Baghdad (Agenzia Fides) - The Ancient Church of the East mourns the death of its Patriarch Mar Addai II, who died on February 11, at the age of 74. With the death of its Patriarch, a new season opens and not without uncertainties for the small but not insignificant ecclesial structure of Eastern Syriac tradition, which has around 70,000 baptized but has its roots in primitive Christianity, having been born from a split within the Assyrian Church of the East. With the Chaldean Church and the Assyrian Church of the East, the Church hitherto led by Mar Addai II draws on the heritage of the first ancient Church of the East, the one that brought Christianity to Persia, India and China. The schism that led to the formation of the Ancient Church of the East occurred in 1964, in reaction to certain liturgical reforms introduced by Patriarch Shimun XXII, then head of the Assyrian Church of the East. At that time, Patriarch Shimun was living in exile in the United States, having been expelled from Iraq in 1933. As a child, he had received a British education under the auspices of the Primate of the Church of England. His decision to shorten the Lenten fast and adopt the Gregorian calendar for the celebration of major liturgical solemnities provoked a backlash in Iraq from church sectors that had long challenged the then practice of hereditary patriarchal succession (that the office of patriarch was transmitted from uncle to nephew), and who opposed further "innovations" imposed from abroad, in spite of the centuries-old practice in force in the lands of his original roots. The part of the clergy that came into conflict with Patriarch Shimun XXII came under the jurisdiction of Bishop Thoma Darmo, who was consecrated patriarch in 1969, established his headquarters in Baghdad and began to lead the new ecclesial structure, called the Ancient Church of the East. After the death of Thoma Darmo, in 1970 Mar Addai II was elected Patriarch as his successor, who held the Patriarchal See of Baghdad until his death.
During the long decades of the Patriarchate of Mar Addai, relations between the Assyrian Church of the East and the Ancient Church of the East improved, and the factors that caused the schism actually disappeared. In the 1970s, Assyrian Patriarch Mar Dinkha IV abolished the hereditary nature of patriarchal succession within the Assyrian Church of the East. In 1999, the Synod of the Assyrian Church of the East recognized the validity of all episcopal and priestly ordinations conferred by the Ancient Church of the East.

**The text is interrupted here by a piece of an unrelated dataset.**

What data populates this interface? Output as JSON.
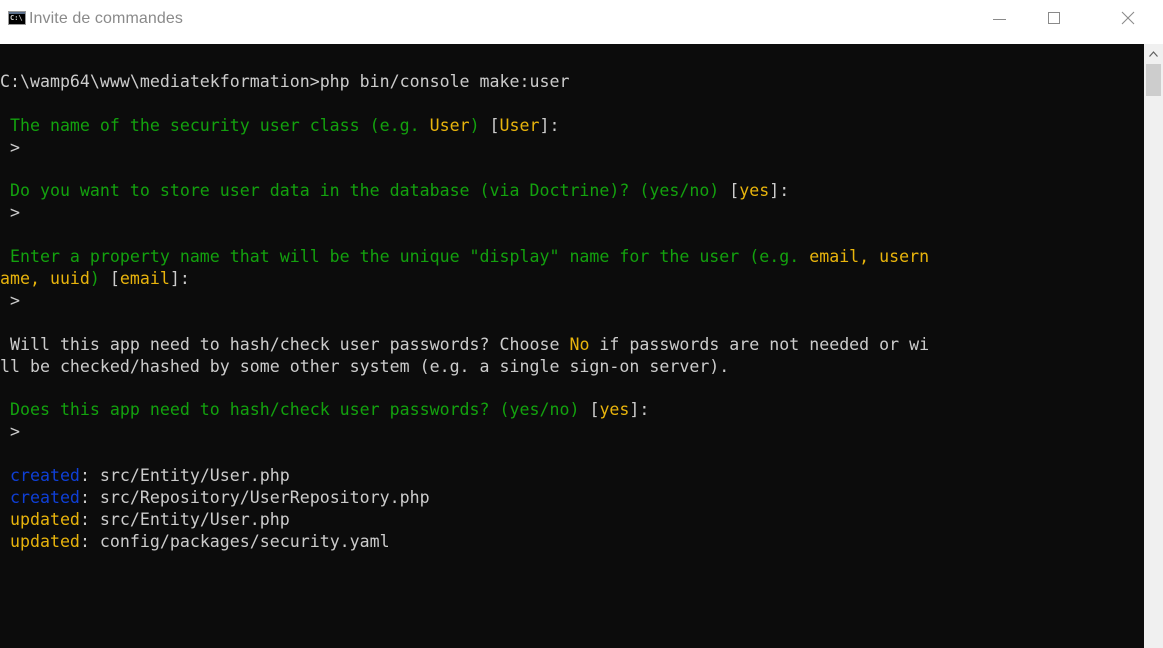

In 2006, the Assyrian Church of the East resumed celebrating Easter according to the Julian calendar, while the Church led by Mar Addai also sent a signal of openness to the separated brethren of the Assyrian Church of East, beginning to celebrate Christmas according to the Gregorian calendar in 2010. Upon the death of Mar Addai II, Mar Awa III, the current Patriarch of the Assyrian Church of the East, sent an intense message of condolence to the Synod of the Ancient Church of the East in the name of all his Church. The condition of difficulty and suffering shared by the ancient indigenous Christendoms of Mesopotamia makes it all the more vital to overcome the scandal of ecclesial lacerations that have occurred throughout history and to walk together towards the restoration of full sacramental communion.
In June 2015, the Chaldean Patriarch Louis Raphael Sako, had exposed in some "personal thoughts" published on the website of the Chaldean Patriarchate a surprising proposal: "resetting" the three Patriarchates that now refer to the legacy of the ancient Eastern Church and to reconstruct the full unity of the three ecclesial communities under the guidance of a single Patriarch. This proposal has not seen any concrete developments. But restoring full communion among church groups that also share the same Nestorian spiritual matrix would also help to tackle together the factors that threaten the very survival of indigenous Christian communities throughout the Middle East. A path that could usefully turn to the experience of communion of the first Christian millennium, as Pope Francis has repeatedly suggested. The Assyrian Church of the East and the Ancient Church of the East have never had direct dogmatic conflicts with the Bishop of Rome. Official theological dialogue between the Catholic Church and the Assyrian Church of the East began in 1984 and resulted in the Common Christological Declaration of 1994, which confesses the common faith in Christ fully shared between Catholics and Assyrian Christians. (GV) (Agenzia Fides, 15/2/2022)